(PROVIDED ENTRIES)

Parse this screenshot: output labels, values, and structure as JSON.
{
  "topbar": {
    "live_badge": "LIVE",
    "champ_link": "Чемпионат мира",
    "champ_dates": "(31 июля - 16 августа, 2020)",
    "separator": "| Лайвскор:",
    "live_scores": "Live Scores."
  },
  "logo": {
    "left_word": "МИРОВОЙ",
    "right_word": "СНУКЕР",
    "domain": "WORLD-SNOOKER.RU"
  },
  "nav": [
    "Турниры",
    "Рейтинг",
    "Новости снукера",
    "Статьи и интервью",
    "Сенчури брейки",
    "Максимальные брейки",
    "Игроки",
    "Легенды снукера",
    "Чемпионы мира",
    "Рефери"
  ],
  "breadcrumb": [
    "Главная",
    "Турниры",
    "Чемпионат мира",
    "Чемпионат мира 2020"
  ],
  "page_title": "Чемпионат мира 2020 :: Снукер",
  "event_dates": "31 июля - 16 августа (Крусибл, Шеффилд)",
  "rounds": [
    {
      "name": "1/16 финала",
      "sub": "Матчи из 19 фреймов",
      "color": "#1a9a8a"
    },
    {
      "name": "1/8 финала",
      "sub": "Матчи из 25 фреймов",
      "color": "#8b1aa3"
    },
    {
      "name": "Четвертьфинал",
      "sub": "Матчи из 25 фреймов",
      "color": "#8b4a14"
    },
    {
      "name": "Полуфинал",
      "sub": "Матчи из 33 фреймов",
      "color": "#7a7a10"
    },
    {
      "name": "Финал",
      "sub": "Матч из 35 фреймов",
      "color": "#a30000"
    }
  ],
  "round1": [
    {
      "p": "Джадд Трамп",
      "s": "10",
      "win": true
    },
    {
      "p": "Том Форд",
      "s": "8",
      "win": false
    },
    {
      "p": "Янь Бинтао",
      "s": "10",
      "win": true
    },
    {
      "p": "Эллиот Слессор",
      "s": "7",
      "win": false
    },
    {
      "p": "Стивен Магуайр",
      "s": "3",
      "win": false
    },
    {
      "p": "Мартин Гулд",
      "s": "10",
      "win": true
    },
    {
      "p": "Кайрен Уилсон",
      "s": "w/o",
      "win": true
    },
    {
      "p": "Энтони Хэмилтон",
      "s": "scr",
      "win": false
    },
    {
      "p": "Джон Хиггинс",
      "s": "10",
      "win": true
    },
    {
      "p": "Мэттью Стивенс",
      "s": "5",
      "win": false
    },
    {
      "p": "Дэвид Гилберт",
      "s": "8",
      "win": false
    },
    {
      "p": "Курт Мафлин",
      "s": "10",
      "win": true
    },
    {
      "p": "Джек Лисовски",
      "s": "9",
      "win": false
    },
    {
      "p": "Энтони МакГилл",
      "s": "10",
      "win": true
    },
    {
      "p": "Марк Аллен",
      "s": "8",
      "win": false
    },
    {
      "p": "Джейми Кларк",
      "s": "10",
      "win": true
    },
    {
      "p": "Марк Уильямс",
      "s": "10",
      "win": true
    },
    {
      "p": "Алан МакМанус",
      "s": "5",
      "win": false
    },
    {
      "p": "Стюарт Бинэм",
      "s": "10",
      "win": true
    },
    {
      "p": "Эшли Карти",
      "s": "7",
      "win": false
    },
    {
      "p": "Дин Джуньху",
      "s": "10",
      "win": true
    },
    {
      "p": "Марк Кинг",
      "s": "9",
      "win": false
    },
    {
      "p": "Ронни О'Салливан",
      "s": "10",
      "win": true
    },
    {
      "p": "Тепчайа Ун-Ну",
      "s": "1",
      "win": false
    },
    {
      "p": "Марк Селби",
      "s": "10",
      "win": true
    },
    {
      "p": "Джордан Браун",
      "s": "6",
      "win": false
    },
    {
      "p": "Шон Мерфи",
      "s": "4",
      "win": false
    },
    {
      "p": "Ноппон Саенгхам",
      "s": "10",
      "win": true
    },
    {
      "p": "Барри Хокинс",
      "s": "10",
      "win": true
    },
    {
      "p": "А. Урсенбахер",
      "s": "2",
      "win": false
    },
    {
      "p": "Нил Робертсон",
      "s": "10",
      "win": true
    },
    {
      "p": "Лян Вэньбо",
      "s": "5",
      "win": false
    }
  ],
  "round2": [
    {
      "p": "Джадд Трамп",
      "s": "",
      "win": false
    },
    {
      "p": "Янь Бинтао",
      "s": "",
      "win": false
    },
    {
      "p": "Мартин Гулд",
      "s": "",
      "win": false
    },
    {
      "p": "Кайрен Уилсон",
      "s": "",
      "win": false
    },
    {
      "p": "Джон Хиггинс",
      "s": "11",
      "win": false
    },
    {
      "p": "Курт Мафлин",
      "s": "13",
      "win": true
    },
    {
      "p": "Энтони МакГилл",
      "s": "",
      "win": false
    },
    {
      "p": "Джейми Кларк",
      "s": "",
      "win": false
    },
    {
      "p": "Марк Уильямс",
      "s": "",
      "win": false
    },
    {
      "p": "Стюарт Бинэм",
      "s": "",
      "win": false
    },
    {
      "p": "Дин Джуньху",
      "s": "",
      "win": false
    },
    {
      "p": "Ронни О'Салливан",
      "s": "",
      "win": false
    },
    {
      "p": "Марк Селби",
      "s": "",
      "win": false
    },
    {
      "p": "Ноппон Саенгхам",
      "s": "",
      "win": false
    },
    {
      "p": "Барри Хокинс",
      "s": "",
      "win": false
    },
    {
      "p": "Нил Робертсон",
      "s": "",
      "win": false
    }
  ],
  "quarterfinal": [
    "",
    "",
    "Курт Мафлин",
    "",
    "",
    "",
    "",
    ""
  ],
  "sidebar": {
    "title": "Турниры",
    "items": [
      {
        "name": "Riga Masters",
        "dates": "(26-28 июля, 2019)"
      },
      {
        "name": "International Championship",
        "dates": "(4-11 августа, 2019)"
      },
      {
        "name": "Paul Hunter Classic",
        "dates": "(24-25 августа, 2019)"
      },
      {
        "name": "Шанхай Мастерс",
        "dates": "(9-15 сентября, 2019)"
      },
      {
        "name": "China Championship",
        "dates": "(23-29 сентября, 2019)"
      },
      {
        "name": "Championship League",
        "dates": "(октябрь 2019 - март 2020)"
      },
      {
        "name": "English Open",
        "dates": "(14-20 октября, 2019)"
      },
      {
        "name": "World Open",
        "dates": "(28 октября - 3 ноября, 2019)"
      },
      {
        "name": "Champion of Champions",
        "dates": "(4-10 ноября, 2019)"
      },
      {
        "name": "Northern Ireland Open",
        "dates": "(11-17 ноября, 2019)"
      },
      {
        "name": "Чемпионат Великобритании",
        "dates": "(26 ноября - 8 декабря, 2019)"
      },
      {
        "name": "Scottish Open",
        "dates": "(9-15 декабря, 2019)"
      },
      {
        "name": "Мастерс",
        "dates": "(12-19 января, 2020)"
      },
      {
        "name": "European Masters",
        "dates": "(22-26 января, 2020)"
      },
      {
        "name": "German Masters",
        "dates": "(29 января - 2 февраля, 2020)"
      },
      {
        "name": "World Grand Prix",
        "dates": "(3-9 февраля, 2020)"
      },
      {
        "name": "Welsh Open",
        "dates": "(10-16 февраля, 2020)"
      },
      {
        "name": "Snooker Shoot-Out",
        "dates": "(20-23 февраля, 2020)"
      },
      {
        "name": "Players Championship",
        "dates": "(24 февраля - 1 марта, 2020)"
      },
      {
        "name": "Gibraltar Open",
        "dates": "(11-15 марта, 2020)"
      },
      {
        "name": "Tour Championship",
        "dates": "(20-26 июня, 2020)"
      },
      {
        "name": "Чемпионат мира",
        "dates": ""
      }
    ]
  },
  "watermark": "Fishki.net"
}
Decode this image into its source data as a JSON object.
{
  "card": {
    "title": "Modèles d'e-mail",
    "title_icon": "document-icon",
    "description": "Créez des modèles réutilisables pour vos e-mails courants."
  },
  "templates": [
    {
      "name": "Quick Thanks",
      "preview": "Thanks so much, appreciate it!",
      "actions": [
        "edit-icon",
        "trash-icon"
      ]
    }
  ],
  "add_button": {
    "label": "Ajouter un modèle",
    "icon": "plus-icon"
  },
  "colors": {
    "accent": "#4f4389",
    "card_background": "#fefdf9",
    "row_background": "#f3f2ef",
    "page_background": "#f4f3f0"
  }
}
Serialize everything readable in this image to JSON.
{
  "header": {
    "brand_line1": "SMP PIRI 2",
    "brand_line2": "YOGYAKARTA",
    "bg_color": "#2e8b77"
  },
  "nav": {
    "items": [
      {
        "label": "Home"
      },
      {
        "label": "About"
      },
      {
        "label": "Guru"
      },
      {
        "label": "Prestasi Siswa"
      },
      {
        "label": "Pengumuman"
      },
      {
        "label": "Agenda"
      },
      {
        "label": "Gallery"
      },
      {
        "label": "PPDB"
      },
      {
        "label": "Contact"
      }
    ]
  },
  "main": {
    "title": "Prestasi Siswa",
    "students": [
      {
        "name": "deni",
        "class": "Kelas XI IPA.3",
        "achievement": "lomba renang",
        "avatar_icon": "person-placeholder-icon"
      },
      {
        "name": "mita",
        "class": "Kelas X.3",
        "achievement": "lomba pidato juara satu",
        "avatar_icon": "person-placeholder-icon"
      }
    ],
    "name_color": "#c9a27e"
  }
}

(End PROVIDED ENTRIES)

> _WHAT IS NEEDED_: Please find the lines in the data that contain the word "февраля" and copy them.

> _FINISHED EXERCISE_:
        "dates": "(29 января - 2 февраля, 2020)"
        "dates": "(3-9 февраля, 2020)"
        "dates": "(10-16 февраля, 2020)"
        "dates": "(20-23 февраля, 2020)"
        "dates": "(24 февраля - 1 марта, 2020)"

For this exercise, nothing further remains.